Exercise prompt
Pull out every line of the listing below where "acceso" appears.

Source data
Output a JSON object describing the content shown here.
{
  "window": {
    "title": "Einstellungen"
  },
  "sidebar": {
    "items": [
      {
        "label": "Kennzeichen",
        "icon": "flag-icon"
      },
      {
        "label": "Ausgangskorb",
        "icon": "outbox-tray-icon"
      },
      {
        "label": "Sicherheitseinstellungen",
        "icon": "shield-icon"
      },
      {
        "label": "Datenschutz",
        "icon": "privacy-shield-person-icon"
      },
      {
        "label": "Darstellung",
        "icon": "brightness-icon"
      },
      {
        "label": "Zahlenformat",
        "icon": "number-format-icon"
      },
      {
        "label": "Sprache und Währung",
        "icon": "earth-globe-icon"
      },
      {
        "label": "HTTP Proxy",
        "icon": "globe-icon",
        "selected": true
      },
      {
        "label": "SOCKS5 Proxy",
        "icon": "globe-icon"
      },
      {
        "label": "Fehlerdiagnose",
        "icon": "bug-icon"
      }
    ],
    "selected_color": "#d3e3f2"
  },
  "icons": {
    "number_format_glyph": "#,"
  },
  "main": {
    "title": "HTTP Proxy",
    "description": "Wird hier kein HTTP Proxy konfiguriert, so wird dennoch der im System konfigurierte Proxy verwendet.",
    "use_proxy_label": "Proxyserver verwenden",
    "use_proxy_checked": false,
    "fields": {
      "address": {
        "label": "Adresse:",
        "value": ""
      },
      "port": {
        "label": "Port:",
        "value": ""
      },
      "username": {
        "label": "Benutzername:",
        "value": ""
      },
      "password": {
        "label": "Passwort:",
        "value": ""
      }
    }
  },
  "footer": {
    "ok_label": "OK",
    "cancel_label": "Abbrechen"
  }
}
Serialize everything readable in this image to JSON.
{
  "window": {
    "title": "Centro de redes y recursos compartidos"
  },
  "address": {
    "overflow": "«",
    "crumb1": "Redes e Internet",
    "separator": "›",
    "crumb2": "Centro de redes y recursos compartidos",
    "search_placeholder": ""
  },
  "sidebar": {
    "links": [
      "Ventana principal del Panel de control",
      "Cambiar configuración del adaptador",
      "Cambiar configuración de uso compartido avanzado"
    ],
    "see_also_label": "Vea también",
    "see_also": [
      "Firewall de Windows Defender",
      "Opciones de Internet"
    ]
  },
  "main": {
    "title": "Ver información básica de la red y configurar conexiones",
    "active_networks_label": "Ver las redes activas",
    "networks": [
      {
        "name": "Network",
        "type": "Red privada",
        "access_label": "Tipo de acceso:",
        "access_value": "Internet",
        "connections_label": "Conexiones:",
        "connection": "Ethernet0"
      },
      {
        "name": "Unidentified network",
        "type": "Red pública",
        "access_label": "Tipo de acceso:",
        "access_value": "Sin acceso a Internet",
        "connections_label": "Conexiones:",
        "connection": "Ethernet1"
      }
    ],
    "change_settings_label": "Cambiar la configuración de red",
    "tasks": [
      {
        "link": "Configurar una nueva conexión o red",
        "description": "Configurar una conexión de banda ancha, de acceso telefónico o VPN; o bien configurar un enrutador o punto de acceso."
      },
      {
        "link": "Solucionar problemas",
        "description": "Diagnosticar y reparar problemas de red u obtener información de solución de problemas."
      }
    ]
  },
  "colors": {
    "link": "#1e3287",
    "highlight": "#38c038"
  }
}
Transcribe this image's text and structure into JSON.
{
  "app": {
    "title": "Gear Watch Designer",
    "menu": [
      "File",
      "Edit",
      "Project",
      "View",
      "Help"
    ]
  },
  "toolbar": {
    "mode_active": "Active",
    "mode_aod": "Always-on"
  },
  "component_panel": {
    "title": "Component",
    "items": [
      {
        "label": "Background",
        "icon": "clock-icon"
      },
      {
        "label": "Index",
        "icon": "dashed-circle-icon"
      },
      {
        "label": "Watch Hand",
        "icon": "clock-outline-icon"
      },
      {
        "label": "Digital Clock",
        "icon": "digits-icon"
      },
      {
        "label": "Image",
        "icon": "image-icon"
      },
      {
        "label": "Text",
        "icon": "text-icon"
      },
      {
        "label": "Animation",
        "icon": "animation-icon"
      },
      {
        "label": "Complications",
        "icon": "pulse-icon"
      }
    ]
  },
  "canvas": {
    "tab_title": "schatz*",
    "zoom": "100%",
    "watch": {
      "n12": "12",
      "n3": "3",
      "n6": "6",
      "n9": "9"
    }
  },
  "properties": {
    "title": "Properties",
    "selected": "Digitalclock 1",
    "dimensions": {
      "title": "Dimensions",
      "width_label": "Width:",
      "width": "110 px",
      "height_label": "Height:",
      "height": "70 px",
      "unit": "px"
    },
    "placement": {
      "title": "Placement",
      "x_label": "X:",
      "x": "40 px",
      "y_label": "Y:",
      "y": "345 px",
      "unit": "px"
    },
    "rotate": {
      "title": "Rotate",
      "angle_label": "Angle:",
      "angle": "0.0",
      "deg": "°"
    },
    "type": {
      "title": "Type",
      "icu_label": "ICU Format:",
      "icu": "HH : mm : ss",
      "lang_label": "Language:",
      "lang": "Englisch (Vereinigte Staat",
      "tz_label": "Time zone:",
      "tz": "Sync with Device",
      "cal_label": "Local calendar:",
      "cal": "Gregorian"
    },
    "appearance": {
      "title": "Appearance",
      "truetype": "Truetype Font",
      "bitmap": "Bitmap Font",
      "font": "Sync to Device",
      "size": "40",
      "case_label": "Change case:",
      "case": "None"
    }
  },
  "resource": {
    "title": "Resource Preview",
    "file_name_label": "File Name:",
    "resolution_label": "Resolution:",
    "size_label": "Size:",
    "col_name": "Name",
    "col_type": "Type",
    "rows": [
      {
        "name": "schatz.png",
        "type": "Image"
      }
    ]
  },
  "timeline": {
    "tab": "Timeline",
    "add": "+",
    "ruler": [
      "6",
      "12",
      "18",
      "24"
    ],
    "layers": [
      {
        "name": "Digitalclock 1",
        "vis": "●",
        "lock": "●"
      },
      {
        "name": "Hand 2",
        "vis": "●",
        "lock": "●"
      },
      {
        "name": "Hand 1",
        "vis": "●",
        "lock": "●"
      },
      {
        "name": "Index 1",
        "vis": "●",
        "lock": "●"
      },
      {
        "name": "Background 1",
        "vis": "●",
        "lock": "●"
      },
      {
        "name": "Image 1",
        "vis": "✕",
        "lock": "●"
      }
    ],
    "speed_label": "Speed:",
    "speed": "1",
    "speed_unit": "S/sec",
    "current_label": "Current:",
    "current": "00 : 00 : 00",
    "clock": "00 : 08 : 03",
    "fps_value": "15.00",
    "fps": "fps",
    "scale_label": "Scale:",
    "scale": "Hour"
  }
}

Reply to the exercise
        "access_label": "Tipo de acceso:",
        "access_label": "Tipo de acceso:",
        "access_value": "Sin acceso a Internet",
        "description": "Configurar una conexión de banda ancha, de acceso telefónico o VPN; o bien configurar un enrutador o punto de acceso."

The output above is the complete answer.